======== Dataset ========

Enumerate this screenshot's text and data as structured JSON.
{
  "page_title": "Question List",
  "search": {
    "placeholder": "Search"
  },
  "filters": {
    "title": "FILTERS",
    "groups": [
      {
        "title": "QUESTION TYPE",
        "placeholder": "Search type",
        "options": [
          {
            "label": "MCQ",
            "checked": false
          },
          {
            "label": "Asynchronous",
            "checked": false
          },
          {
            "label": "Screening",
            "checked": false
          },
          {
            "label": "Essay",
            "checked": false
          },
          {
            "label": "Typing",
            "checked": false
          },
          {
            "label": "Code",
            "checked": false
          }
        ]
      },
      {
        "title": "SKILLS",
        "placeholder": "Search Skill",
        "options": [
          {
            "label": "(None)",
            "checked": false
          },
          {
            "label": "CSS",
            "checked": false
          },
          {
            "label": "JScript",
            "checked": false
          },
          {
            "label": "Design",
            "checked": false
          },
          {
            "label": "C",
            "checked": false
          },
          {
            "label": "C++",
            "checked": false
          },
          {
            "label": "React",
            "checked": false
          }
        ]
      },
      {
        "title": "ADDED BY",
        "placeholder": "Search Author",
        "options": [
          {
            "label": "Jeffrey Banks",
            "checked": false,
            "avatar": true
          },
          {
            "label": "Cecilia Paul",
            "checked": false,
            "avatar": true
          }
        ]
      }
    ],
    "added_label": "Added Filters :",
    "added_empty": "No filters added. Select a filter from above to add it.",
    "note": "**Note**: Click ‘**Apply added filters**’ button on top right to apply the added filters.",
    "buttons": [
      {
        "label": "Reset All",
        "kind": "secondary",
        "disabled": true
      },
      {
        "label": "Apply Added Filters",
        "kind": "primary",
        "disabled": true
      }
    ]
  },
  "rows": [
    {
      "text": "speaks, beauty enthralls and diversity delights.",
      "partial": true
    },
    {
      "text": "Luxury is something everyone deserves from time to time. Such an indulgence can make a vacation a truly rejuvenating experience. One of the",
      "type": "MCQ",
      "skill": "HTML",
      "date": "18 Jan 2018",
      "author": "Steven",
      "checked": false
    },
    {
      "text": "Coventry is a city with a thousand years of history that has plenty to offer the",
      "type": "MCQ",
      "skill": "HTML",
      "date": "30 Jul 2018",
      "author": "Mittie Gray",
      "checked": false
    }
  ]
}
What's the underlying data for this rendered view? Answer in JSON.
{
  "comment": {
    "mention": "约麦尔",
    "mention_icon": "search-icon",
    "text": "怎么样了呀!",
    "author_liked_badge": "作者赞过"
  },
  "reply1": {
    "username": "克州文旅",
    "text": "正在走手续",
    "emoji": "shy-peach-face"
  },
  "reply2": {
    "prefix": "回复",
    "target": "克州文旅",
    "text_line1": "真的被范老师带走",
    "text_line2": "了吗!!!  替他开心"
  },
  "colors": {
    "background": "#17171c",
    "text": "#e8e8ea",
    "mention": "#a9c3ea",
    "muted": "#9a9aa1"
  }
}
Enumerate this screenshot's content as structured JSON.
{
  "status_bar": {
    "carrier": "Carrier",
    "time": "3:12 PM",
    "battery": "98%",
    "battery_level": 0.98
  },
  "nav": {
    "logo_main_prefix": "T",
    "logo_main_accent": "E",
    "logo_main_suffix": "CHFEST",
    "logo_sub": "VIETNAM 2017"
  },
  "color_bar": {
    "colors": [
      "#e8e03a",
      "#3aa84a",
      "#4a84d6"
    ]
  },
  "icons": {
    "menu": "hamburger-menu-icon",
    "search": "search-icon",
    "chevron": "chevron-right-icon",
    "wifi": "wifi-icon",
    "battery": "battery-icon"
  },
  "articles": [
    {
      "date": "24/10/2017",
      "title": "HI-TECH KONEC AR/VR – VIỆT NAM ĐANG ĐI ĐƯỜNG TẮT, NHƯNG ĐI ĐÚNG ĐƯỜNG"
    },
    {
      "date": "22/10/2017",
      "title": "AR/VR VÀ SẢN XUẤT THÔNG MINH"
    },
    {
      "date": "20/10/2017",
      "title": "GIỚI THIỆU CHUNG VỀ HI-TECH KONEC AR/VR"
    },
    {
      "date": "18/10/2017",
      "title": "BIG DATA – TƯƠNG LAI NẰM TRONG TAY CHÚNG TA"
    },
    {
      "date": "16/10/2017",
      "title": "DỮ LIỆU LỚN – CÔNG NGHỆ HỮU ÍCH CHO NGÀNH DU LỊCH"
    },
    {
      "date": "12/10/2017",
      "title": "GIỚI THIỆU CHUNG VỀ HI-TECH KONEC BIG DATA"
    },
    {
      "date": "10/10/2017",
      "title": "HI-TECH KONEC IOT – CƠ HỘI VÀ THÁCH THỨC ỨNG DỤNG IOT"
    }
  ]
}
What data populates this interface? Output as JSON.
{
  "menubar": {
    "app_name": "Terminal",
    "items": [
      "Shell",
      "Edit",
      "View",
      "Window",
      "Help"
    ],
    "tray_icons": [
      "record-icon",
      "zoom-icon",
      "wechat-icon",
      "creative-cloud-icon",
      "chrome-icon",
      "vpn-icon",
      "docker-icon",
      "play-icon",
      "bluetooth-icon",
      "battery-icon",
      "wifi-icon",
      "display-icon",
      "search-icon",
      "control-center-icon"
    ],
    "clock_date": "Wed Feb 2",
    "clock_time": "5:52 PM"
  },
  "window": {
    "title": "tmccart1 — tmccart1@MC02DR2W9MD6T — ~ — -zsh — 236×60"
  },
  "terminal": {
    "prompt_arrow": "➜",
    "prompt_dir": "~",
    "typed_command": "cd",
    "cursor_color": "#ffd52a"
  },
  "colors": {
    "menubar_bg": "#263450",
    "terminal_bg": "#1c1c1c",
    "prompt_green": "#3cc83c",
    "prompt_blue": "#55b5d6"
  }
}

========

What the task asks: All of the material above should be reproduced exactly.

Answer to the exercise:
Enumerate this screenshot's text and data as structured JSON.
{
  "page_title": "Question List",
  "search": {
    "placeholder": "Search"
  },
  "filters": {
    "title": "FILTERS",
    "groups": [
      {
        "title": "QUESTION TYPE",
        "placeholder": "Search type",
        "options": [
          {
            "label": "MCQ",
            "checked": false
          },
          {
            "label": "Asynchronous",
            "checked": false
          },
          {
            "label": "Screening",
            "checked": false
          },
          {
            "label": "Essay",
            "checked": false
          },
          {
            "label": "Typing",
            "checked": false
          },
          {
            "label": "Code",
            "checked": false
          }
        ]
      },
      {
        "title": "SKILLS",
        "placeholder": "Search Skill",
        "options": [
          {
            "label": "(None)",
            "checked": false
          },
          {
            "label": "CSS",
            "checked": false
          },
          {
            "label": "JScript",
            "checked": false
          },
          {
            "label": "Design",
            "checked": false
          },
          {
            "label": "C",
            "checked": false
          },
          {
            "label": "C++",
            "checked": false
          },
          {
            "label": "React",
            "checked": false
          }
        ]
      },
      {
        "title": "ADDED BY",
        "placeholder": "Search Author",
        "options": [
          {
            "label": "Jeffrey Banks",
            "checked": false,
            "avatar": true
          },
          {
            "label": "Cecilia Paul",
            "checked": false,
            "avatar": true
          }
        ]
      }
    ],
    "added_label": "Added Filters :",
    "added_empty": "No filters added. Select a filter from above to add it.",
    "note": "**Note**: Click ‘**Apply added filters**’ button on top right to apply the added filters.",
    "buttons": [
      {
        "label": "Reset All",
        "kind": "secondary",
        "disabled": true
      },
      {
        "label": "Apply Added Filters",
        "kind": "primary",
        "disabled": true
      }
    ]
  },
  "rows": [
    {
      "text": "speaks, beauty enthralls and diversity delights.",
      "partial": true
    },
    {
      "text": "Luxury is something everyone deserves from time to time. Such an indulgence can make a vacation a truly rejuvenating experience. One of the",
      "type": "MCQ",
      "skill": "HTML",
      "date": "18 Jan 2018",
      "author": "Steven",
      "checked": false
    },
    {
      "text": "Coventry is a city with a thousand years of history that has plenty to offer the",
      "type": "MCQ",
      "skill": "HTML",
      "date": "30 Jul 2018",
      "author": "Mittie Gray",
      "checked": false
    }
  ]
}
What's the underlying data for this rendered view? Answer in JSON.
{
  "comment": {
    "mention": "约麦尔",
    "mention_icon": "search-icon",
    "text": "怎么样了呀!",
    "author_liked_badge": "作者赞过"
  },
  "reply1": {
    "username": "克州文旅",
    "text": "正在走手续",
    "emoji": "shy-peach-face"
  },
  "reply2": {
    "prefix": "回复",
    "target": "克州文旅",
    "text_line1": "真的被范老师带走",
    "text_line2": "了吗!!!  替他开心"
  },
  "colors": {
    "background": "#17171c",
    "text": "#e8e8ea",
    "mention": "#a9c3ea",
    "muted": "#9a9aa1"
  }
}
Enumerate this screenshot's content as structured JSON.
{
  "status_bar": {
    "carrier": "Carrier",
    "time": "3:12 PM",
    "battery": "98%",
    "battery_level": 0.98
  },
  "nav": {
    "logo_main_prefix": "T",
    "logo_main_accent": "E",
    "logo_main_suffix": "CHFEST",
    "logo_sub": "VIETNAM 2017"
  },
  "color_bar": {
    "colors": [
      "#e8e03a",
      "#3aa84a",
      "#4a84d6"
    ]
  },
  "icons": {
    "menu": "hamburger-menu-icon",
    "search": "search-icon",
    "chevron": "chevron-right-icon",
    "wifi": "wifi-icon",
    "battery": "battery-icon"
  },
  "articles": [
    {
      "date": "24/10/2017",
      "title": "HI-TECH KONEC AR/VR – VIỆT NAM ĐANG ĐI ĐƯỜNG TẮT, NHƯNG ĐI ĐÚNG ĐƯỜNG"
    },
    {
      "date": "22/10/2017",
      "title": "AR/VR VÀ SẢN XUẤT THÔNG MINH"
    },
    {
      "date": "20/10/2017",
      "title": "GIỚI THIỆU CHUNG VỀ HI-TECH KONEC AR/VR"
    },
    {
      "date": "18/10/2017",
      "title": "BIG DATA – TƯƠNG LAI NẰM TRONG TAY CHÚNG TA"
    },
    {
      "date": "16/10/2017",
      "title": "DỮ LIỆU LỚN – CÔNG NGHỆ HỮU ÍCH CHO NGÀNH DU LỊCH"
    },
    {
      "date": "12/10/2017",
      "title": "GIỚI THIỆU CHUNG VỀ HI-TECH KONEC BIG DATA"
    },
    {
      "date": "10/10/2017",
      "title": "HI-TECH KONEC IOT – CƠ HỘI VÀ THÁCH THỨC ỨNG DỤNG IOT"
    }
  ]
}
What data populates this interface? Output as JSON.
{
  "menubar": {
    "app_name": "Terminal",
    "items": [
      "Shell",
      "Edit",
      "View",
      "Window",
      "Help"
    ],
    "tray_icons": [
      "record-icon",
      "zoom-icon",
      "wechat-icon",
      "creative-cloud-icon",
      "chrome-icon",
      "vpn-icon",
      "docker-icon",
      "play-icon",
      "bluetooth-icon",
      "battery-icon",
      "wifi-icon",
      "display-icon",
      "search-icon",
      "control-center-icon"
    ],
    "clock_date": "Wed Feb 2",
    "clock_time": "5:52 PM"
  },
  "window": {
    "title": "tmccart1 — tmccart1@MC02DR2W9MD6T — ~ — -zsh — 236×60"
  },
  "terminal": {
    "prompt_arrow": "➜",
    "prompt_dir": "~",
    "typed_command": "cd",
    "cursor_color": "#ffd52a"
  },
  "colors": {
    "menubar_bg": "#263450",
    "terminal_bg": "#1c1c1c",
    "prompt_green": "#3cc83c",
    "prompt_blue": "#55b5d6"
  }
}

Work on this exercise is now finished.